The capacitor C6, at 22pF, is required if the dV/dt during transients from the CCD exceeds the slew rate of the LTC1395 or if RFI is present. CCDs appear to tolerate capacitive loads of this magnitude. If the output stage of the LTC1395 is not capable of keeping up, conduction of input protection diodes would greatly reduce the input impedance. This conduction occurs in almost any feedback amplifier. And this would produce an error if a charge transfer mechanism were exposed to this input current, possibly even if buffered in the CCD. R21 is potentially desirable as source termination if the distance between C6 and the amplifier were extended.
This topology is only practical with ADCs that have approximately 2VP-P input range and where the CCD signal is on the order of 0V–4V or 0V–5V. This takes advantage of the attenuation that is required to produce the balun action by controlling the common mode. This is analogous to the transmission line balun where high common mode impedance between input and output ports results in balanced drive if symmetrically terminated to AC ground.
The filter as shown produces a Gaussian like response, and is 3dB down at about 40MHz. The filter is replicated twice independently, in order to provide a symmetrical network that maintains the error contribution of U1 as common mode.
R7, R4, and R17 and their counterparts satisfy the requirements for stability of U1, produce attenuation of the 0V–5V signal to ±1V, and produce a level shift. These elements can in fact be after the ADC and act as end termination, which allows somewhat faster settling. If there is a significant distance between the CCD and the ADC, simulation says that the transmission path can be extended between a pair of 50Ω resistors replacing R16. If the distance is between 30cm and up to about 60cm, the cable should be 75Ω. The source termination resistor would then be 75Ω and the other side, 25Ω. PCB traces should be higher than 75Ω if possible.

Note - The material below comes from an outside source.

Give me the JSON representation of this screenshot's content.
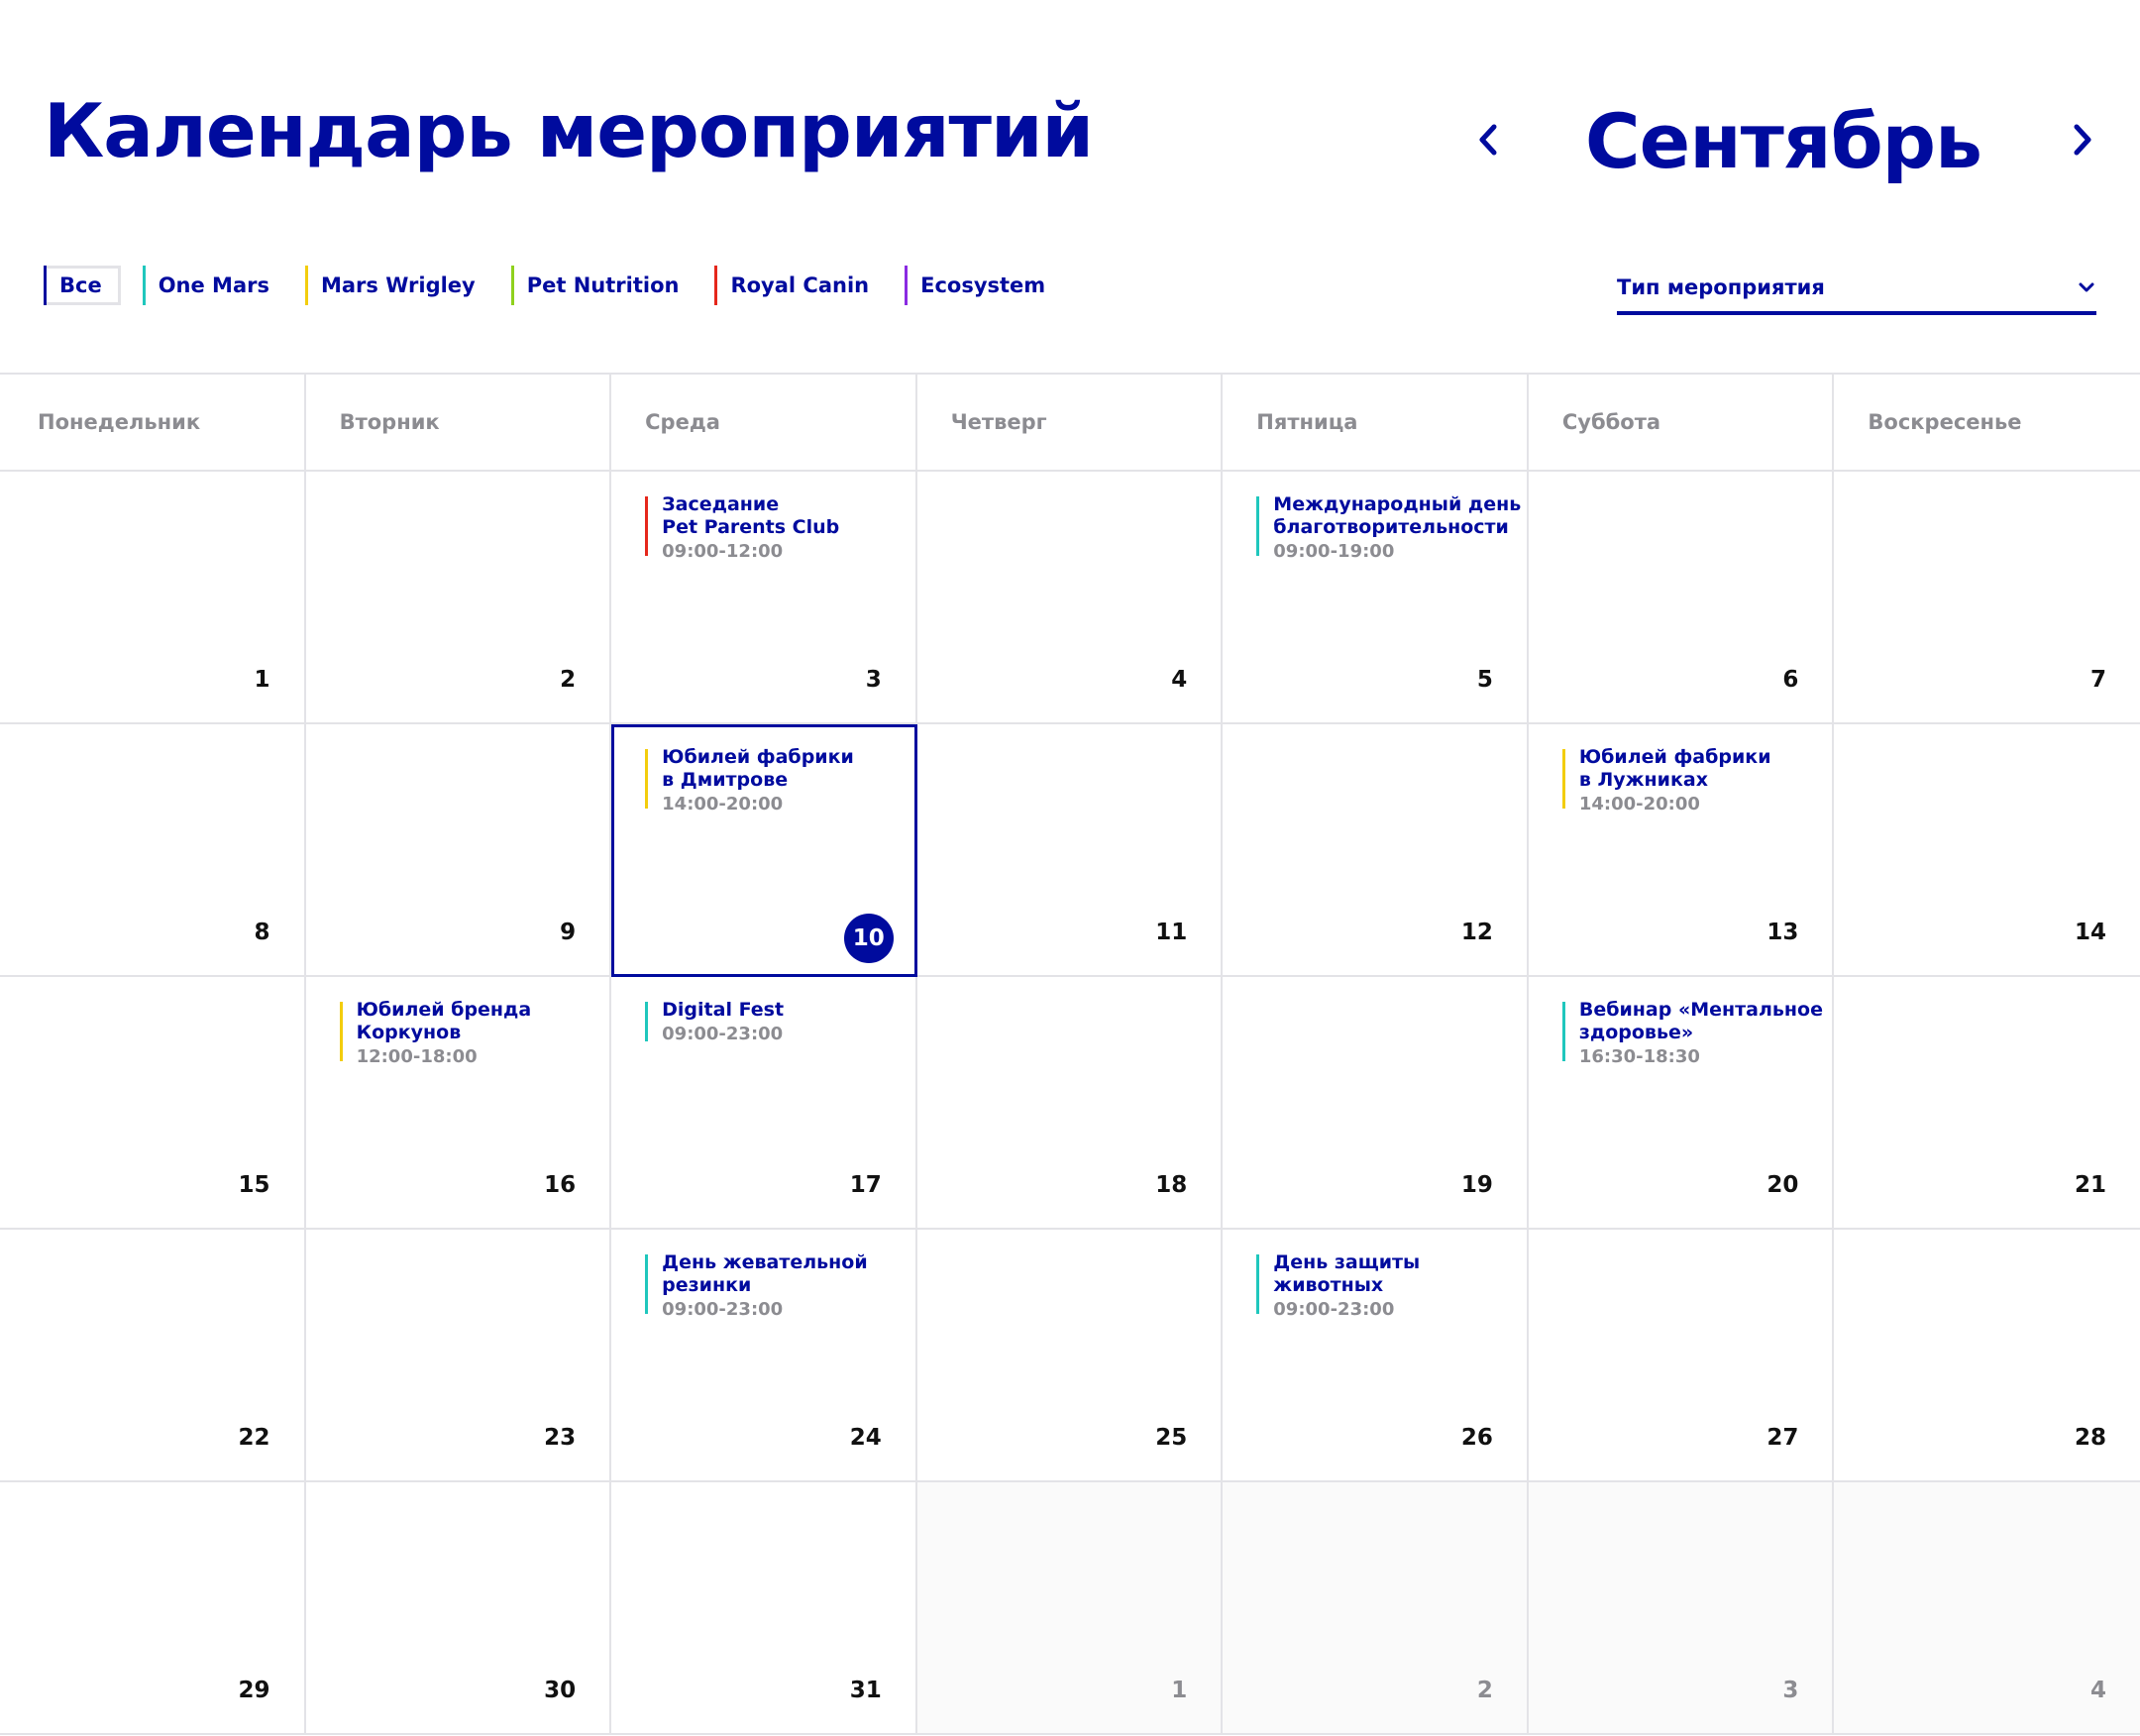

If this is intended to drive into the LTC2185, for example, a 350psec transmission path is possible. If the LTC2270 family is used, the 17pF sample capacitors require that this transmission line (T1 and T2 in Figure 1) should be less than 40psec (about 1cm).
Tests performed to satisfy that this will perform with CCD signals, besides digitizing small offset frequencies from ¼FS and ½FS at 20Msps and 25Msps, include: 300kHz –1dBFS sinusoid (–92dB SFDR 2nd and 3rd), representative of dV/dt in a CCD signal; as well as a near full scale square wave (10MHz and 5MHz) with a superimposed –20dB sinusoid at 200kHz, showing no distortion on the sinusoid resulting from the large synchronous excursion in pairs of “black and white pixels.”
Note the appearance of two waveforms in the time domain plot in Figure 4, caused by alternation between the two levels in the square wave every other sample.
The inverse FFT window is zoomed in on the time axis, showing only the tone at Nyquist, this by selectively masking out the power in the 70kHz area.
Figure 5 shows no apparent power change in the low frequency tone, still at –7.022dBFS and only relatively minor change in the distortion components. This proves the addition of a high amplitude square wave is not causing compression at the peaks. A 70kHz tone, superimposed on a ½FS square wave is believed to represent the dV/dt and settling scenario that would be representative of that seen in a CCD waveform sampled near the end of the pixel.
If an ADC with high SNR is required in an imaging application, a single-ended to differential conversion is required to get the signal from the CCD to the ADC. The conversion must attenuate the signal swing and provide a very stable common mode output level without adding significant noise. The circuit presented here can do just that. Working with a low power ADC that has a data sheet SNR specification of 84.1dB, this circuit achieved 84.0dB—implying that the conversion was nearly noiseless.